[Web page and app entries]
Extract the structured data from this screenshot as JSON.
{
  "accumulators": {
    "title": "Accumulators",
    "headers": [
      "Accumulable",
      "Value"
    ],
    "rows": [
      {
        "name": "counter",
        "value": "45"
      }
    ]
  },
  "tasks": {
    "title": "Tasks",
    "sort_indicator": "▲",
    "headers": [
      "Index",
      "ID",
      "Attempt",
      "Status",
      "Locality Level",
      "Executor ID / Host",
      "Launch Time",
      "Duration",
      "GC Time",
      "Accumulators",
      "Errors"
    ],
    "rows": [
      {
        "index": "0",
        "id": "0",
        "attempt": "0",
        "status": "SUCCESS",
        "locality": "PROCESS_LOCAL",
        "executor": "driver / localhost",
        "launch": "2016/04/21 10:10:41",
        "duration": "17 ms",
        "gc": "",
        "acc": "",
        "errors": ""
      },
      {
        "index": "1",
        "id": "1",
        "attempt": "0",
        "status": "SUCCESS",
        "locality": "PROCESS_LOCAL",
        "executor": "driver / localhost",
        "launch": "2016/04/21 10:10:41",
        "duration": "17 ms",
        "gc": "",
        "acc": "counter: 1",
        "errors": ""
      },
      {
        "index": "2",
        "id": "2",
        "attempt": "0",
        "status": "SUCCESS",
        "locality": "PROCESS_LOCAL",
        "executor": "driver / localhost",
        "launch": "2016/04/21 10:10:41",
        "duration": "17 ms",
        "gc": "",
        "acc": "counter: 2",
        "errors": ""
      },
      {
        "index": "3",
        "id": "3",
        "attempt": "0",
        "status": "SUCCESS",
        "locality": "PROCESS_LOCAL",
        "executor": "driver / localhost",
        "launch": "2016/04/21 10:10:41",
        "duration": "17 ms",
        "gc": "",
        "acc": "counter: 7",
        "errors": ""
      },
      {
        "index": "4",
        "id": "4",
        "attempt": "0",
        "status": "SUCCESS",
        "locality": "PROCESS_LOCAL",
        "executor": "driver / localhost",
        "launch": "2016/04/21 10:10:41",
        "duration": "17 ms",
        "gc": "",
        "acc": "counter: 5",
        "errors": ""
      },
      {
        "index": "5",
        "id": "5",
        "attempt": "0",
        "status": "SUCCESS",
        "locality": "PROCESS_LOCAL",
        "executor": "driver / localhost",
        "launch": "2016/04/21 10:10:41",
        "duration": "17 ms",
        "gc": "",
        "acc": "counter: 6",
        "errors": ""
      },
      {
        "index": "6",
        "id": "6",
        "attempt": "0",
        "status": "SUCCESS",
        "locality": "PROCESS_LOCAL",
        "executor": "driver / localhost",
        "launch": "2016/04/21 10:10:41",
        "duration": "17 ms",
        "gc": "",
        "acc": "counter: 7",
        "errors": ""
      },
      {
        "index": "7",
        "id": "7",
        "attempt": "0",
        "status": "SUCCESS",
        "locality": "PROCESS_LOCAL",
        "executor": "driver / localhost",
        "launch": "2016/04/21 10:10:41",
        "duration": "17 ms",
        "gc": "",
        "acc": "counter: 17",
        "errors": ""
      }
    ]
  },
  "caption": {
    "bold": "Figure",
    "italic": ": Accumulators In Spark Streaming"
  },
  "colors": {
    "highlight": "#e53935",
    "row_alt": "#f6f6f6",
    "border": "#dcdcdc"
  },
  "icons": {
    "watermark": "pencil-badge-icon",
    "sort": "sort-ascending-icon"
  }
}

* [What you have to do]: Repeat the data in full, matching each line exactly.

* [Finished task]:
Extract the structured data from this screenshot as JSON.
{
  "accumulators": {
    "title": "Accumulators",
    "headers": [
      "Accumulable",
      "Value"
    ],
    "rows": [
      {
        "name": "counter",
        "value": "45"
      }
    ]
  },
  "tasks": {
    "title": "Tasks",
    "sort_indicator": "▲",
    "headers": [
      "Index",
      "ID",
      "Attempt",
      "Status",
      "Locality Level",
      "Executor ID / Host",
      "Launch Time",
      "Duration",
      "GC Time",
      "Accumulators",
      "Errors"
    ],
    "rows": [
      {
        "index": "0",
        "id": "0",
        "attempt": "0",
        "status": "SUCCESS",
        "locality": "PROCESS_LOCAL",
        "executor": "driver / localhost",
        "launch": "2016/04/21 10:10:41",
        "duration": "17 ms",
        "gc": "",
        "acc": "",
        "errors": ""
      },
      {
        "index": "1",
        "id": "1",
        "attempt": "0",
        "status": "SUCCESS",
        "locality": "PROCESS_LOCAL",
        "executor": "driver / localhost",
        "launch": "2016/04/21 10:10:41",
        "duration": "17 ms",
        "gc": "",
        "acc": "counter: 1",
        "errors": ""
      },
      {
        "index": "2",
        "id": "2",
        "attempt": "0",
        "status": "SUCCESS",
        "locality": "PROCESS_LOCAL",
        "executor": "driver / localhost",
        "launch": "2016/04/21 10:10:41",
        "duration": "17 ms",
        "gc": "",
        "acc": "counter: 2",
        "errors": ""
      },
      {
        "index": "3",
        "id": "3",
        "attempt": "0",
        "status": "SUCCESS",
        "locality": "PROCESS_LOCAL",
        "executor": "driver / localhost",
        "launch": "2016/04/21 10:10:41",
        "duration": "17 ms",
        "gc": "",
        "acc": "counter: 7",
        "errors": ""
      },
      {
        "index": "4",
        "id": "4",
        "attempt": "0",
        "status": "SUCCESS",
        "locality": "PROCESS_LOCAL",
        "executor": "driver / localhost",
        "launch": "2016/04/21 10:10:41",
        "duration": "17 ms",
        "gc": "",
        "acc": "counter: 5",
        "errors": ""
      },
      {
        "index": "5",
        "id": "5",
        "attempt": "0",
        "status": "SUCCESS",
        "locality": "PROCESS_LOCAL",
        "executor": "driver / localhost",
        "launch": "2016/04/21 10:10:41",
        "duration": "17 ms",
        "gc": "",
        "acc": "counter: 6",
        "errors": ""
      },
      {
        "index": "6",
        "id": "6",
        "attempt": "0",
        "status": "SUCCESS",
        "locality": "PROCESS_LOCAL",
        "executor": "driver / localhost",
        "launch": "2016/04/21 10:10:41",
        "duration": "17 ms",
        "gc": "",
        "acc": "counter: 7",
        "errors": ""
      },
      {
        "index": "7",
        "id": "7",
        "attempt": "0",
        "status": "SUCCESS",
        "locality": "PROCESS_LOCAL",
        "executor": "driver / localhost",
        "launch": "2016/04/21 10:10:41",
        "duration": "17 ms",
        "gc": "",
        "acc": "counter: 17",
        "errors": ""
      }
    ]
  },
  "caption": {
    "bold": "Figure",
    "italic": ": Accumulators In Spark Streaming"
  },
  "colors": {
    "highlight": "#e53935",
    "row_alt": "#f6f6f6",
    "border": "#dcdcdc"
  },
  "icons": {
    "watermark": "pencil-badge-icon",
    "sort": "sort-ascending-icon"
  }
}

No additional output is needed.